Give the number of lines in the material below that contain the word "JSON", and nothing else.

*** Opening Dataset ***

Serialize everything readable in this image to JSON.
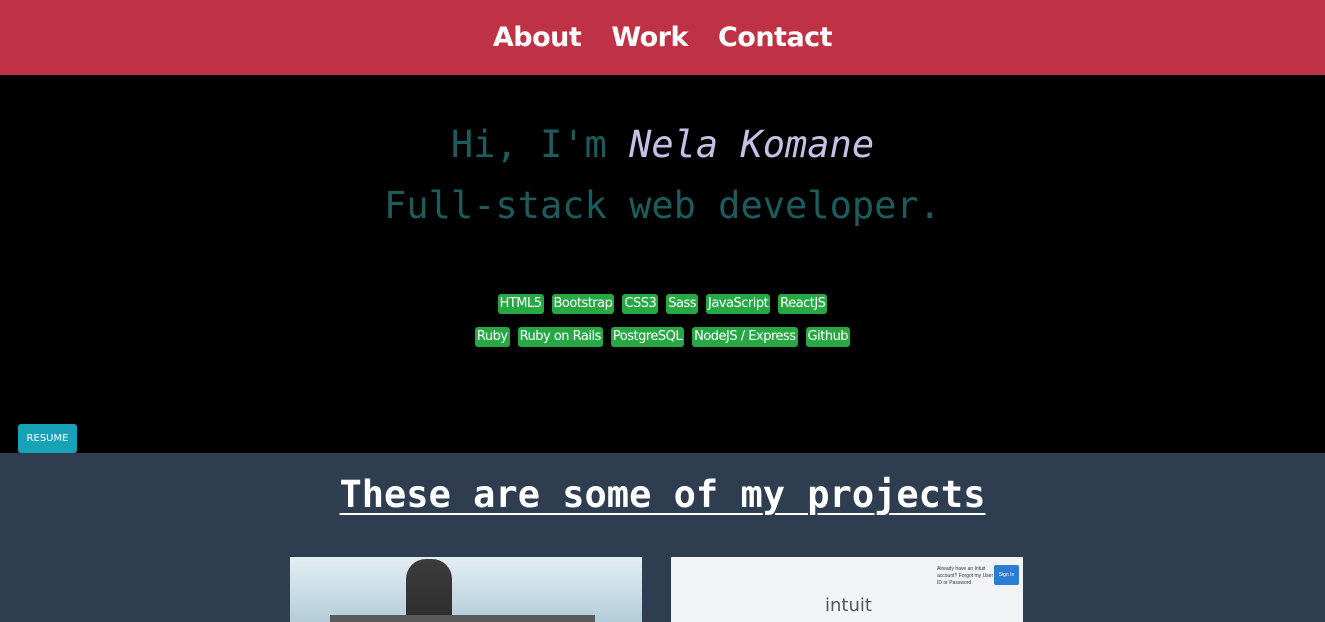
{
  "nav": {
    "about": "About",
    "work": "Work",
    "contact": "Contact"
  },
  "hero": {
    "greeting_prefix": "Hi, I'm",
    "name": "Nela Komane",
    "role": "Full-stack web developer.",
    "skills_row1": [
      "HTML5",
      "Bootstrap",
      "CSS3",
      "Sass",
      "JavaScript",
      "ReactJS"
    ],
    "skills_row2": [
      "Ruby",
      "Ruby on Rails",
      "PostgreSQL",
      "NodeJS / Express",
      "Github"
    ],
    "resume_label": "RESUME"
  },
  "projects": {
    "title": "These are some of my projects",
    "cards": [
      {
        "preview": "project-1-screenshot"
      },
      {
        "preview": "project-2-screenshot",
        "signin_text": "Already have an Intuit account? Forgot my User ID or Password",
        "signin_button": "Sign In",
        "brand": "intuit"
      }
    ]
  },
  "colors": {
    "navbar": "#bf3145",
    "greeting": "#1d5c5c",
    "name": "#c7c0e6",
    "badge": "#28a745",
    "resume": "#17a2b8",
    "projects_bg": "#2e3d4f"
  }
}
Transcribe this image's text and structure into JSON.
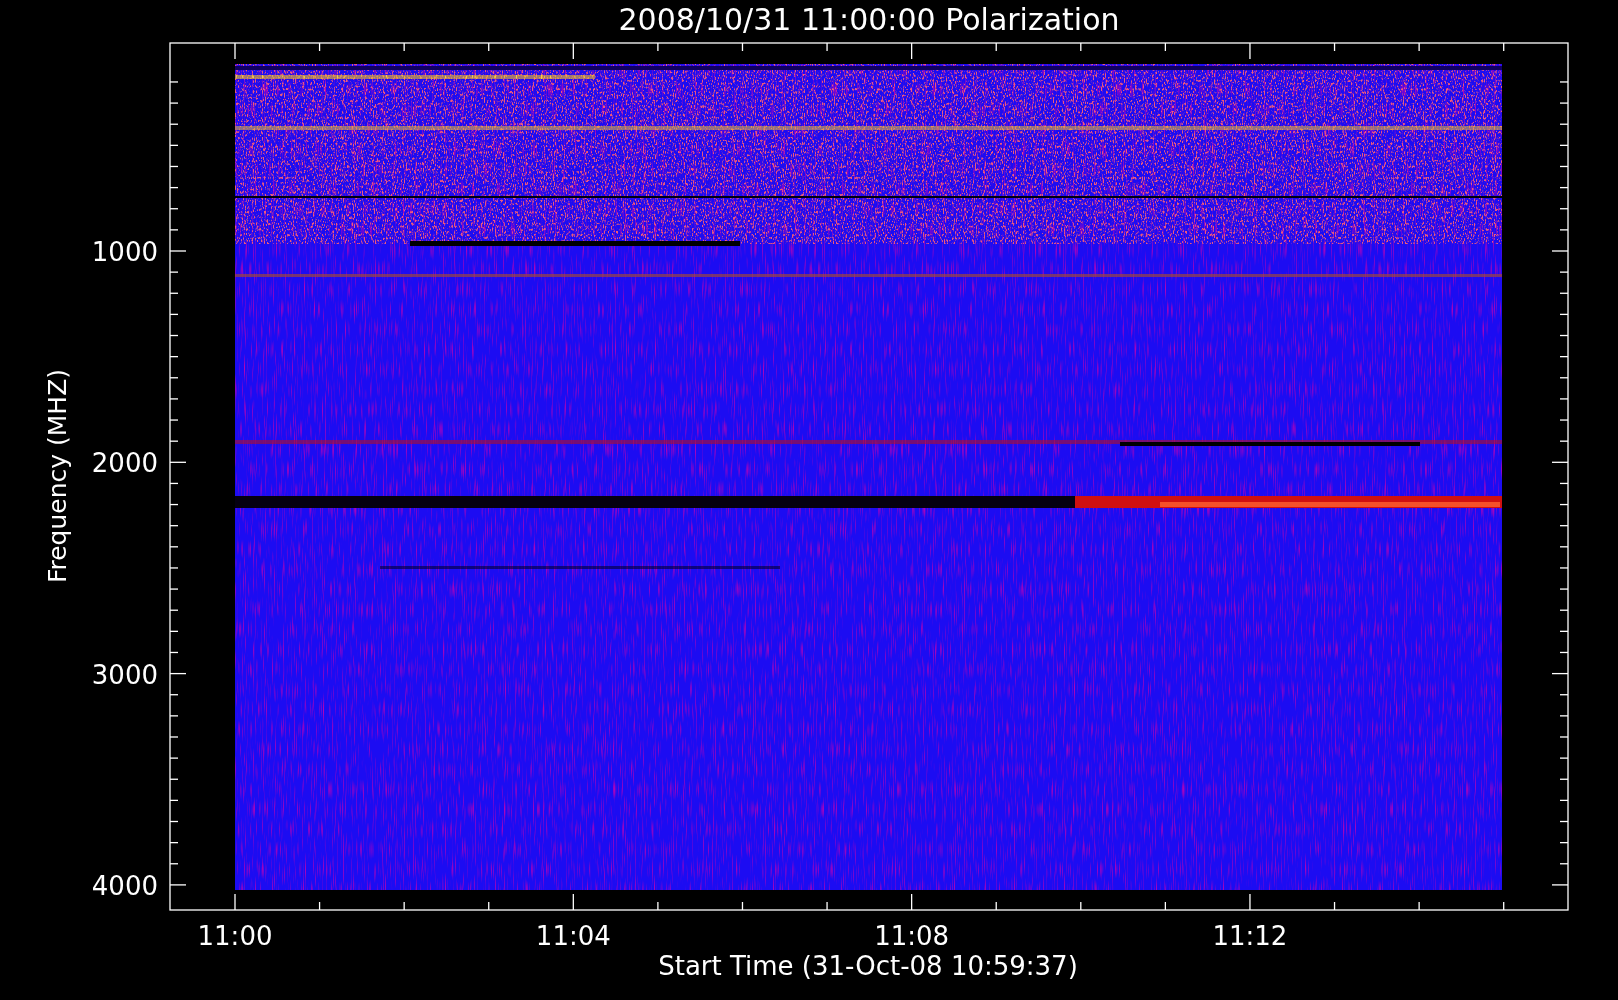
{
  "title": "2008/10/31 11:00:00 Polarization",
  "y_axis": {
    "label": "Frequency (MHZ)",
    "ticks": [
      "1000",
      "2000",
      "3000",
      "4000"
    ]
  },
  "x_axis": {
    "label": "Start Time (31-Oct-08 10:59:37)",
    "ticks": [
      "11:00",
      "11:04",
      "11:08",
      "11:12"
    ]
  }
}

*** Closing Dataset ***

Task output: 2